British experts in medical and nutritional aspects of famine response were also engaging more with development models in this period, responding to what they perceived as shortcomings in international relief practice. International humanitarian response to the Sudan famine came primarily in the form of Therapeutic Feeding Centres. These centres were set up in multiple locations across the region and were predominantly run by international NGOs. However, Medical doctor Steve Collins, who responded to the famine in Sudan, recognised multiple problems within this system. These centres relied heavily on international staff and were short-term in nature. To counter-act these challenges Collins, devised “community therapeutic care”, today called “community-based management of acute malnutrition” (CMAM). CMAM, based on development models, worked to bring the treatment directly to patients within the community and to build greater trust between community members and their local health staff. With the use of newly invented ready-to –use therapeutic food, such as Plumpy-nut, patients were given the facilities to treat their family members at home with the support of local health staff. DfID played a fundamental role in funding the first trial of the CMAM model in Bahr el Ghazal in 2003.

Plumpy-Nut. ©UNHCR/ B. Sokol [CC BY-SA 4.0], from Wikimedia Commons

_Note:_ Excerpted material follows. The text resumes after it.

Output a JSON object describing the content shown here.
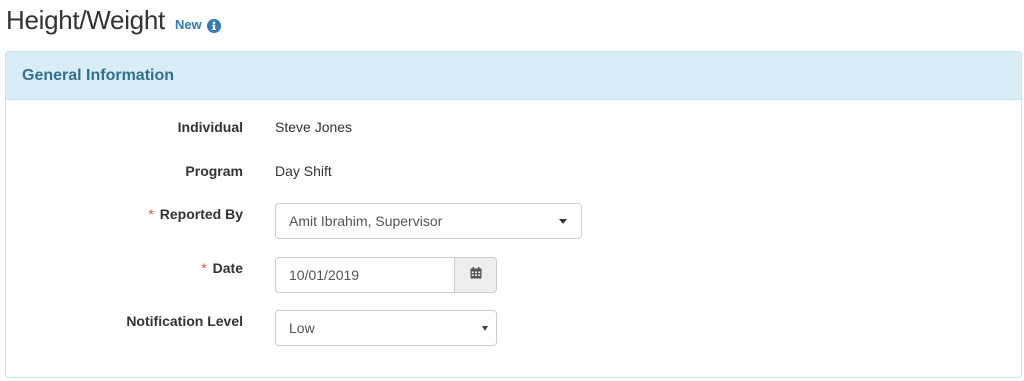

The complex forces that influenced these changes in practice and implementation should not be oversimplified into a story only of British achievement or of a simple fix. Collins himself argued that CMAM was developed out of the need to access more communities and thus suggested that it was not directly a reaction to the Sudan relief effort. The integration of CMAM into famine response reflected the recognition of the long-term, complex nature of famine and thus the need for a long-term famine response. Though continuing to be used alongside CMAM programmes, the short term, labour-intensive therapeutic feeding centres were no longer deemed a satisfactory way to respond to the complex nature of famine.

Nonetheless, the work of organisations and individuals based in Britain played an essential role in driving change. These examples demonstrate DfID’s attempt to engage with new practical methods of delivering aid based on development models with a longer-term focus. By the early 2000s, DfID, along with British NGOs, no longer perceived famine as an isolated food shortage problem that could be fixed by air-drops of food packages. Rather, it was understood as the outcome of longer-term socio-political challenges, in this case, the civil war.

The changing understanding of famine and famine response had an impact internationally. In 2007, CMAM was officially recognised by the World Health Organisation and the World Food Programme as the paradigm of famine treatment. It is similarly offered as the preferred treatment for famine within the Sphere Handbook, which outlines the minimum standards of work for international humanitarian work.

The 1998 Sudan famine reflects a movement within both the British government, and British NGOs, away from a humanitarian-based delivery of aid and towards a longer-term, development-centred approach to relief. The changes and debates surrounding famine response can be seen as emblematic of wider discussions that attempted to unpick the relationship between relief and development work, debates that remain vivid within the UK aid sector today.

Further Reading

The 1998 Sudan famine

Famine response

Short Biographical Note on Contributor

Jenny Chapman completed a BA (Hons) in Historical studies and Religious studies, and an MA in Humanitarianism and Conflict Response at the University of Manchester. She was awarded an ESRC- funded Case Studentship with the Humanitarian and Conflict Response Institute (HCRI) at the University of Manchester in 2015. Her PhD project investigates the British Medical Humanitarian sector between the years of 1988-2014 and is co-supervised by HCRI and the Humanitarian Affairs Team in Save the Children UK. Jenny was a participant of the Global Humanitarianism Research Academy 2017.